The English term Herostratic fame relates to Herostratus and means "fame sought by criminal or otherwise disreputable means".
- Chaucer makes reference to Herostratus in The House of Fame: "I am that ylke shrewe, ywis, / That brende the temple of Ysidis / In Athenes, loo, that citee." / "And wherfor didest thou so?" quod she. / "By my thrift," quod he, "madame, / I wolde fayn han had a fame, / As other folk hadde in the toun..."

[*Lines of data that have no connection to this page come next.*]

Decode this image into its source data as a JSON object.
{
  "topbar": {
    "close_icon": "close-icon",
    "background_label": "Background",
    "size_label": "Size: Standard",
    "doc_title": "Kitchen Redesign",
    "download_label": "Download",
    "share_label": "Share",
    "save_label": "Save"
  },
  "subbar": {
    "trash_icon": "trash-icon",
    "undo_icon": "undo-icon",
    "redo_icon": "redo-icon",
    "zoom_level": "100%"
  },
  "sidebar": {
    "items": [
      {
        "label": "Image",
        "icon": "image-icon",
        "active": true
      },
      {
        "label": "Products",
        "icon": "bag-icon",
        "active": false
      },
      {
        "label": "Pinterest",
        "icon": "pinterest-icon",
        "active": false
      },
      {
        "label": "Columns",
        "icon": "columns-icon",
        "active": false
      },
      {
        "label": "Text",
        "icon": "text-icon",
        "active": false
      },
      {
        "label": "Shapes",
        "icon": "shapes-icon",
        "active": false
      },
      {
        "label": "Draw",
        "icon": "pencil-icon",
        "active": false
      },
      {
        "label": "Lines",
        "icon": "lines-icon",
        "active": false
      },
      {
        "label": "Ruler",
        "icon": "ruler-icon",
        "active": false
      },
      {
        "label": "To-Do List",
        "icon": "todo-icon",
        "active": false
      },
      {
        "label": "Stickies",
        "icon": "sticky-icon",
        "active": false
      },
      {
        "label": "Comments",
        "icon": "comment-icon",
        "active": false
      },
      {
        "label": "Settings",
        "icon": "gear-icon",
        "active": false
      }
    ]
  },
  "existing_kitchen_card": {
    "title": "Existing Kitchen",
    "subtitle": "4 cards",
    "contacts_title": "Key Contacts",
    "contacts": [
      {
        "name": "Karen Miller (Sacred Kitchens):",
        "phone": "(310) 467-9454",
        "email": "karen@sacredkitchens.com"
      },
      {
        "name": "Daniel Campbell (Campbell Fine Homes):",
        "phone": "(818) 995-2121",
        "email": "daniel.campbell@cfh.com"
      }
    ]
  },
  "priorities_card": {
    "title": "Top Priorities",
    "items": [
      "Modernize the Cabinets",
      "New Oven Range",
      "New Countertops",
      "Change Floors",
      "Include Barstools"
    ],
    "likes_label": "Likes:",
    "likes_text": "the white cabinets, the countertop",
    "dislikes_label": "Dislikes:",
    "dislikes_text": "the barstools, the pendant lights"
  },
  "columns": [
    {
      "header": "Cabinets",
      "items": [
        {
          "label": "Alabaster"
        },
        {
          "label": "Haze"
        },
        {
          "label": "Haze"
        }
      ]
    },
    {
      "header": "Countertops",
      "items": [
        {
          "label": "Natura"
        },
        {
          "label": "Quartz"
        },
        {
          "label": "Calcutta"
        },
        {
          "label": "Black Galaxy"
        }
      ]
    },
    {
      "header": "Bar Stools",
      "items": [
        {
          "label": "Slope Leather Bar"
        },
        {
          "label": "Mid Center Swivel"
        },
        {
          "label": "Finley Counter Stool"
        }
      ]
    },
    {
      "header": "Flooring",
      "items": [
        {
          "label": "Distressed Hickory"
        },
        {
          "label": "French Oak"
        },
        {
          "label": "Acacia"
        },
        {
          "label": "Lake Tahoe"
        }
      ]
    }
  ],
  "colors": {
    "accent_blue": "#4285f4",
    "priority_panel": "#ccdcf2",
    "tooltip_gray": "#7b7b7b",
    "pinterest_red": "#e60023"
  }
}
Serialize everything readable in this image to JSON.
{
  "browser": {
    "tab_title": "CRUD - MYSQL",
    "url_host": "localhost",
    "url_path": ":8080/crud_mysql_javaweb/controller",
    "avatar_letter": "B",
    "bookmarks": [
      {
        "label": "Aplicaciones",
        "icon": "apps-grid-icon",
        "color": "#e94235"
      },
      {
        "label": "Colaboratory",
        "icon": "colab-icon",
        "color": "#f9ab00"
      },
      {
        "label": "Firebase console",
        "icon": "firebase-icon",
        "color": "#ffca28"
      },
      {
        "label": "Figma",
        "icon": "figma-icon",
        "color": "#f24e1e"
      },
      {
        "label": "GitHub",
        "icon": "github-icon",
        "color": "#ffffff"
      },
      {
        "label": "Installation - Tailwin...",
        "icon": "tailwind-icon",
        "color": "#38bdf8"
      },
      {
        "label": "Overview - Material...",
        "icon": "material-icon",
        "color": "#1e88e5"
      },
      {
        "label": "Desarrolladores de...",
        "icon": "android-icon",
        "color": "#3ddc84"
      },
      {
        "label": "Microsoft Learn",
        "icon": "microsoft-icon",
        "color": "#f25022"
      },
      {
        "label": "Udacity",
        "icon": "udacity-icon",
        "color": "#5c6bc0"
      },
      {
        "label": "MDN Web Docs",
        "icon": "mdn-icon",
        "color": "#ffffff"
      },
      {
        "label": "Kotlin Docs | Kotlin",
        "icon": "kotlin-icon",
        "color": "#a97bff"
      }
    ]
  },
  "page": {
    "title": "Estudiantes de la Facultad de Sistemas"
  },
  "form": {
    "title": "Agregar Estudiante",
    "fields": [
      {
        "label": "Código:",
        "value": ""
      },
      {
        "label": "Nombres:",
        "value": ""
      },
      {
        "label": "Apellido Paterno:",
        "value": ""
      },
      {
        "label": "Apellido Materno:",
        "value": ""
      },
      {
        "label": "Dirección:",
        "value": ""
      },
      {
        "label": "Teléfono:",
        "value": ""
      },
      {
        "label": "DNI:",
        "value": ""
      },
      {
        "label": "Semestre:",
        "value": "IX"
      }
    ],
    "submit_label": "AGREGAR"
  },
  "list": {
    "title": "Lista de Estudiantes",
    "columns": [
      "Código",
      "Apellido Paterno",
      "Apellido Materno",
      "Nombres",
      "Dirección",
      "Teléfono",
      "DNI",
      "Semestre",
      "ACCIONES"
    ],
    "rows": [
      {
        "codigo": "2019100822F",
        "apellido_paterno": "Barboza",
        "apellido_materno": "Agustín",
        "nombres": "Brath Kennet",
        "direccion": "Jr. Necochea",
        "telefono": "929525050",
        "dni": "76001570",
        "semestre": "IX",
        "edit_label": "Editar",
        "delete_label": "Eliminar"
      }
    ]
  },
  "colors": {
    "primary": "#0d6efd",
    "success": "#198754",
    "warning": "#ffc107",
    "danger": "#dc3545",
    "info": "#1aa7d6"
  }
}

- Many authors from sixteenth and seventeenth-century Spain refer to Herostratus to represent someone who will do anything to gain notoriety. He is discussed in Chapter 8 of the second part of Cervantes' Don Quixote (1615), along with Julius Caesar and Hernán Cortés among others. Don García, the protagonist of Ruiz de Alarcón's La verdad sospechosa (Suspect Truth), compares his feats to the ancient character.
- In the chapter titled "Dreams" in Herman Melville's Mardi, and a Voyage Thither (1849), the protagonist states, "[W]hoso stones me, shall be as Erostratus, who put torch to the temple..." 
- Jaroslav Hašek in the preface of his last novel, The Good Soldier Švejk, compared Herostratus to Švejk (the protagonist) and praised the latter.
- The protagonist of the 1967 film Herostratus hires a marketing company to turn his suicide-by-jumping into a mass-media spectacle.
- Jean-Paul Sartre's short story Erostratus is directly based on the story of Herostratus.
- Albert Borowitz (January 2005). Terrorism for Self-glorification: The Herostratos Syndrome. Kent State University Press. pp. 6–. ISBN 978-0-87338-818-4.
- Strabo of Amaseia (13 February 2016). Delphi Complete Works of Strabo - Geography (Illustrated). Delphi Classics. pp. 4279–. ISBN 978-1-78656-368-2.
- The Works of Sir Thomas Browne Volume III p. 139. Pub: Edinburgh John Grant 1907 https://archive.org/details/cu31924064959640
- James Bowman (April 18, 2001). "From Heroes to Herostratus". JamesBowman.net. Retrieved September 19, 2011.
- Geoffrey Chaucer (1379–1380). "The House of Fame". The Works of Geoffrey Chaucer. Georgetown University. Retrieved September 19, 2011.
- Frederick A. de Armas, "The Burning at Ephesus: Cervantes and Alarcón's La verdad sospechosa," Studies in Honor of Gilbert Paolini, ed. Mercedes Vidal Tibits. Newark, Delaware: Juan de la Cuesta, 1996, pp. 41–55.
- Herman Melville. "Mardi, and a Voyage Thither". Retrieved February 12, 2014.
- Borowitz, Albert. Terrorism for Self-glorification: The Herostratos Syndrome. Ohio: Kent State University Press, 2005.
- Smith, William, ed. (1870) Dictionary of Greek and Roman Antiquities, V. 2, p. 439. Scanned image, not text-searchable.